How can we stop microplastics?
Luckily, microbeads are no longer allowed for commercial use in hygiene products and anything else that is typically washed down a drain. However, this alone does not solve the problem they have already created in our marine ecosystems. Microplastics in the ocean are an ever-increasing hazard to marine wildlife, with most dead sea turtles and birds containing at least some plastic upon post-mortem inspections. So where do microplastics come from? Some of the trash found in the ocean is cargo that has fallen off of ships and boats etc. Most of it is simply stray plastic trash, however. It often comes from highly industrialized geographic locations that are close to rivers connected to the ocean. So, how can we stop microplastics in the ocean? Recycling, reducing and reusing is key. Many new cleaning methods and efforts are being developed and introduced every year to help clean up the plastic found in the ocean as well.
How is Nature’s Academy helping the environment?

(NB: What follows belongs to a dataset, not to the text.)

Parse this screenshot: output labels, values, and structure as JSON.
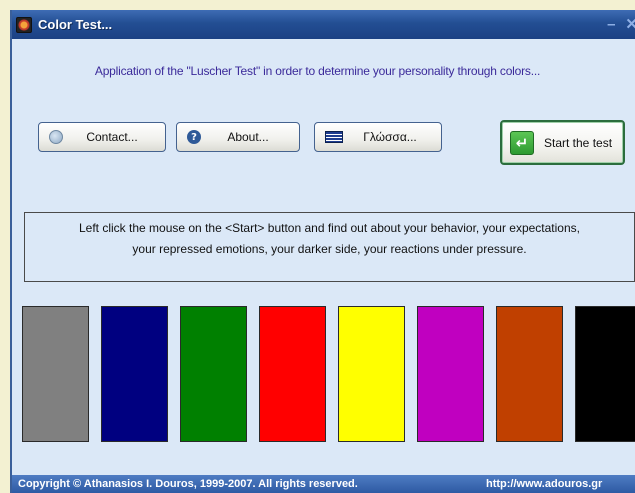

When it comes to microplastics in the ocean and lakes across America, our Citizen Science program is focusing on reducing the problems associated with microplastics today through education. We work together with students to teach them about a wide range of our planets marine ecosystems while providing them an opportunity to process water & sediment samples, record biodiversity data, and document marine debris in two different Florida locations. This experiential learning through STEM education is highly effective when it comes to teaching students about marine conservation and microplastics. The data they collect is shared with other conservation entities all over the world, which gives the students a chance to make a difference while they learn, providing them with an immediate sense of pride and accomplishment. Call 941.462.2162 or click here today to learn more!